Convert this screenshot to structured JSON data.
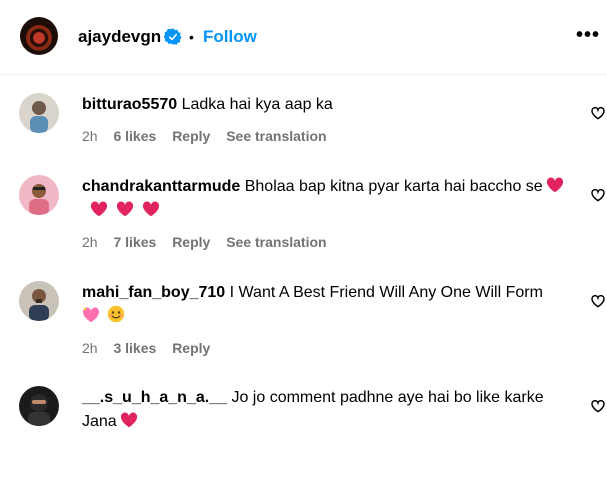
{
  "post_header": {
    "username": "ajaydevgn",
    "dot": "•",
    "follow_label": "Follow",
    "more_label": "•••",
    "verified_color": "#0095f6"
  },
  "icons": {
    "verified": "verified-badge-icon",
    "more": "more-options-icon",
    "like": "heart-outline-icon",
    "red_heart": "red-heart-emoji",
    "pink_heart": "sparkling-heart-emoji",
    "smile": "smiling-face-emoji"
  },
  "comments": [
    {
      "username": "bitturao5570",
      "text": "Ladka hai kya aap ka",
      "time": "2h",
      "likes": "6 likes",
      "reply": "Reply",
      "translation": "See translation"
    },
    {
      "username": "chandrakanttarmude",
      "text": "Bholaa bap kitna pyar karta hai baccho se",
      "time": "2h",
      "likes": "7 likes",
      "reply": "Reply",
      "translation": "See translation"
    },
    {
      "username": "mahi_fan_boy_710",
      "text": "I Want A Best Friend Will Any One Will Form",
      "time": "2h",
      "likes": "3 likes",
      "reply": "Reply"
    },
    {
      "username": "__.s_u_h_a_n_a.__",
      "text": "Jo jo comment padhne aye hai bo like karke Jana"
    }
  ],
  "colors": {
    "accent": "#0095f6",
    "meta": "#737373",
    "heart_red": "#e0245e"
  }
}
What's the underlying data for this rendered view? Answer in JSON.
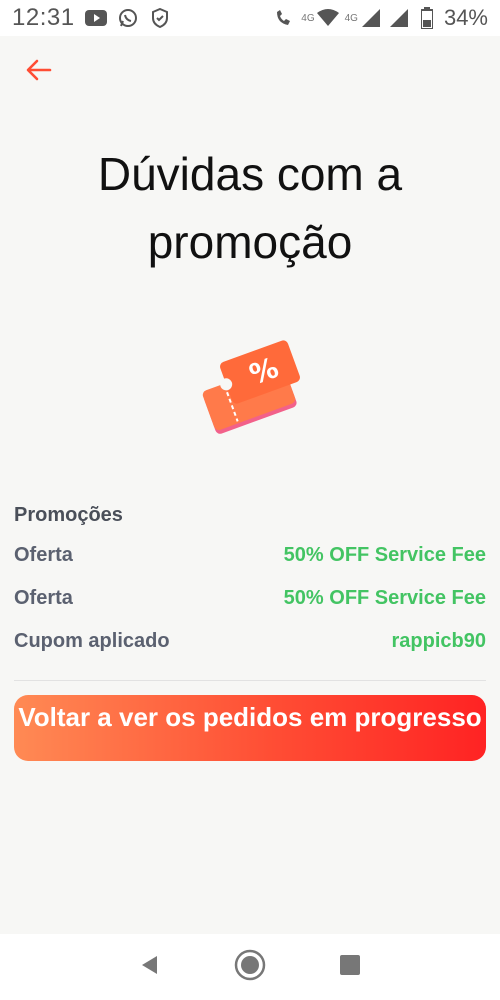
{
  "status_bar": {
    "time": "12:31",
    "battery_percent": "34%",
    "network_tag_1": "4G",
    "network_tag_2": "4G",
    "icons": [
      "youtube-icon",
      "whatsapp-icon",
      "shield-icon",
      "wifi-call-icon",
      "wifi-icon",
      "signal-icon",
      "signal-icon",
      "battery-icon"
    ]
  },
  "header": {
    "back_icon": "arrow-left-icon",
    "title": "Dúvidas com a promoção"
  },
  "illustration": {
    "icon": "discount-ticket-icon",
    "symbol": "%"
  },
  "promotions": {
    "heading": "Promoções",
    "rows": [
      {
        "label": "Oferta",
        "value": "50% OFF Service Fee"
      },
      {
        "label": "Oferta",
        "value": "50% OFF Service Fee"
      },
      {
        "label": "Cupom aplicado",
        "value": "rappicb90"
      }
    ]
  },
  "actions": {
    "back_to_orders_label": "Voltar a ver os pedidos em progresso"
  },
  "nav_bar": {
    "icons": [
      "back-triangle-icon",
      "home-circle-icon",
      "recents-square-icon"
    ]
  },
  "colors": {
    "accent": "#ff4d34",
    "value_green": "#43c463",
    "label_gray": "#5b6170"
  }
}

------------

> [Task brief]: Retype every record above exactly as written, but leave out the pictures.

> [Output of the exercise]:
Convert this screenshot to structured JSON data.
{
  "post_header": {
    "username": "ajaydevgn",
    "dot": "•",
    "follow_label": "Follow",
    "more_label": "•••",
    "verified_color": "#0095f6"
  },
  "icons": {
    "verified": "verified-badge-icon",
    "more": "more-options-icon",
    "like": "heart-outline-icon",
    "red_heart": "red-heart-emoji",
    "pink_heart": "sparkling-heart-emoji",
    "smile": "smiling-face-emoji"
  },
  "comments": [
    {
      "username": "bitturao5570",
      "text": "Ladka hai kya aap ka",
      "time": "2h",
      "likes": "6 likes",
      "reply": "Reply",
      "translation": "See translation"
    },
    {
      "username": "chandrakanttarmude",
      "text": "Bholaa bap kitna pyar karta hai baccho se",
      "time": "2h",
      "likes": "7 likes",
      "reply": "Reply",
      "translation": "See translation"
    },
    {
      "username": "mahi_fan_boy_710",
      "text": "I Want A Best Friend Will Any One Will Form",
      "time": "2h",
      "likes": "3 likes",
      "reply": "Reply"
    },
    {
      "username": "__.s_u_h_a_n_a.__",
      "text": "Jo jo comment padhne aye hai bo like karke Jana"
    }
  ],
  "colors": {
    "accent": "#0095f6",
    "meta": "#737373",
    "heart_red": "#e0245e"
  }
}
What's the underlying data for this rendered view? Answer in JSON.
{
  "status_bar": {
    "time": "12:31",
    "battery_percent": "34%",
    "network_tag_1": "4G",
    "network_tag_2": "4G",
    "icons": [
      "youtube-icon",
      "whatsapp-icon",
      "shield-icon",
      "wifi-call-icon",
      "wifi-icon",
      "signal-icon",
      "signal-icon",
      "battery-icon"
    ]
  },
  "header": {
    "back_icon": "arrow-left-icon",
    "title": "Dúvidas com a promoção"
  },
  "illustration": {
    "icon": "discount-ticket-icon",
    "symbol": "%"
  },
  "promotions": {
    "heading": "Promoções",
    "rows": [
      {
        "label": "Oferta",
        "value": "50% OFF Service Fee"
      },
      {
        "label": "Oferta",
        "value": "50% OFF Service Fee"
      },
      {
        "label": "Cupom aplicado",
        "value": "rappicb90"
      }
    ]
  },
  "actions": {
    "back_to_orders_label": "Voltar a ver os pedidos em progresso"
  },
  "nav_bar": {
    "icons": [
      "back-triangle-icon",
      "home-circle-icon",
      "recents-square-icon"
    ]
  },
  "colors": {
    "accent": "#ff4d34",
    "value_green": "#43c463",
    "label_gray": "#5b6170"
  }
}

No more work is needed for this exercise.